+++ INPUT MATERIAL +++

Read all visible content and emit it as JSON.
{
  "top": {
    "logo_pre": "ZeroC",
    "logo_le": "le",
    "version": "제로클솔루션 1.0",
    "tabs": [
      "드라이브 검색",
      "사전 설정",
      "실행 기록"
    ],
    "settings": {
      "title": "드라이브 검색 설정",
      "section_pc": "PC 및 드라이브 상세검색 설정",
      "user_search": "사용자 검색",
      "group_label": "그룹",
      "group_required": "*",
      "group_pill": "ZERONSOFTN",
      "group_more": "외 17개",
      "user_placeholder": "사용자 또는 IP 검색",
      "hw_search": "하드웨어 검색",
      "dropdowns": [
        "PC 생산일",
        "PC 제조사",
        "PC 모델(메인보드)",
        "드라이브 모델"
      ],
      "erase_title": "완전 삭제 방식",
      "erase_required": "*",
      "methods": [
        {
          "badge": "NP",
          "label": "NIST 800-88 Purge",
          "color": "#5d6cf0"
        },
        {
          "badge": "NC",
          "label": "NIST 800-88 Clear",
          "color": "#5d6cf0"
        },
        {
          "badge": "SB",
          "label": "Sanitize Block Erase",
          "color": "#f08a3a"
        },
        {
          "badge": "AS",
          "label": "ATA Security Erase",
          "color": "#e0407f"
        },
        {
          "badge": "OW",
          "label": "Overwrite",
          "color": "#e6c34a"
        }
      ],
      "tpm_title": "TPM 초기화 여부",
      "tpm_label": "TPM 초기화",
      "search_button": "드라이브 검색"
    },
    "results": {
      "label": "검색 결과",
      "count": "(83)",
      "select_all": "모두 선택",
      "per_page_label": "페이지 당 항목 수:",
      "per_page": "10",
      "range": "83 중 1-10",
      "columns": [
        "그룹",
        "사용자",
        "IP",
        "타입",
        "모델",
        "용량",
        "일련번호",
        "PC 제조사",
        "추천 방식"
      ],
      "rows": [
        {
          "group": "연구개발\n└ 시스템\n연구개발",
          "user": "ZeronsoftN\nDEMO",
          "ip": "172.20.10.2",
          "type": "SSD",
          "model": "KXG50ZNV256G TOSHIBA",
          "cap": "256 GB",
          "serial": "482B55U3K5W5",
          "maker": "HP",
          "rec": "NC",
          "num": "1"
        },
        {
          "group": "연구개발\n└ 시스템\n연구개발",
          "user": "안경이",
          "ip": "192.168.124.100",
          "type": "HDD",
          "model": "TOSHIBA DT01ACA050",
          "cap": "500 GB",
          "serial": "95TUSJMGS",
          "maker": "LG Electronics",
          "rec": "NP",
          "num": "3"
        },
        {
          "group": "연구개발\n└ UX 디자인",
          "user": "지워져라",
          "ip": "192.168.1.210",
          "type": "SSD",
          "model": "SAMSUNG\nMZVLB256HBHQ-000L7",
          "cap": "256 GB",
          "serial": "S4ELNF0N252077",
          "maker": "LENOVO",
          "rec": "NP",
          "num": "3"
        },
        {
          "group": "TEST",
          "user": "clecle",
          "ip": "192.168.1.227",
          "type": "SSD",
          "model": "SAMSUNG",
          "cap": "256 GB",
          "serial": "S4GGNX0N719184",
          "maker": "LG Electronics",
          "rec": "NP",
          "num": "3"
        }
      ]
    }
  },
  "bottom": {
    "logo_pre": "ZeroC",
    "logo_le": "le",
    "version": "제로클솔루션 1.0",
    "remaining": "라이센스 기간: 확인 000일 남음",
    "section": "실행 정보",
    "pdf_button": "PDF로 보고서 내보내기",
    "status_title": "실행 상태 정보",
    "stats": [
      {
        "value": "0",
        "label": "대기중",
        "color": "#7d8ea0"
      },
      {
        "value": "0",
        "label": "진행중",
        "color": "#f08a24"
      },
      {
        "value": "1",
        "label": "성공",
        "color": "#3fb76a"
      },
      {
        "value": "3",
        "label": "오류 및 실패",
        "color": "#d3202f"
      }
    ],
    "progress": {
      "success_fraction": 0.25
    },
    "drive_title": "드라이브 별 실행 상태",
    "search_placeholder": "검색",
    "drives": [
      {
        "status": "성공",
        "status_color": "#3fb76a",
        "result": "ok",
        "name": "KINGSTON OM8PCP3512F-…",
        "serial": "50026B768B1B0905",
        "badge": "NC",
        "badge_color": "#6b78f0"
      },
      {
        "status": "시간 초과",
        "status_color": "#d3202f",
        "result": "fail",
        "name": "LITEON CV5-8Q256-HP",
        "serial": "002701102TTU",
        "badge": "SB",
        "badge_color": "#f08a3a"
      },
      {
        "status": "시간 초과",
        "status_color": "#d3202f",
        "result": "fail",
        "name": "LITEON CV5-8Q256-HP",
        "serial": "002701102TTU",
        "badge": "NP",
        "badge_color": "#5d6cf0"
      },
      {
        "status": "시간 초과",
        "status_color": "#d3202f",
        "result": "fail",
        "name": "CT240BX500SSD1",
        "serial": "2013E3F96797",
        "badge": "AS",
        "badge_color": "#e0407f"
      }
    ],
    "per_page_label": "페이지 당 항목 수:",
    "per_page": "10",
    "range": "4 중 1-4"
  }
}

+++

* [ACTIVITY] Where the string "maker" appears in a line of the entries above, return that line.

* [ANSWER TO THIS TASK]
          "maker": "HP",
          "maker": "LG Electronics",
          "maker": "LENOVO",
          "maker": "LG Electronics",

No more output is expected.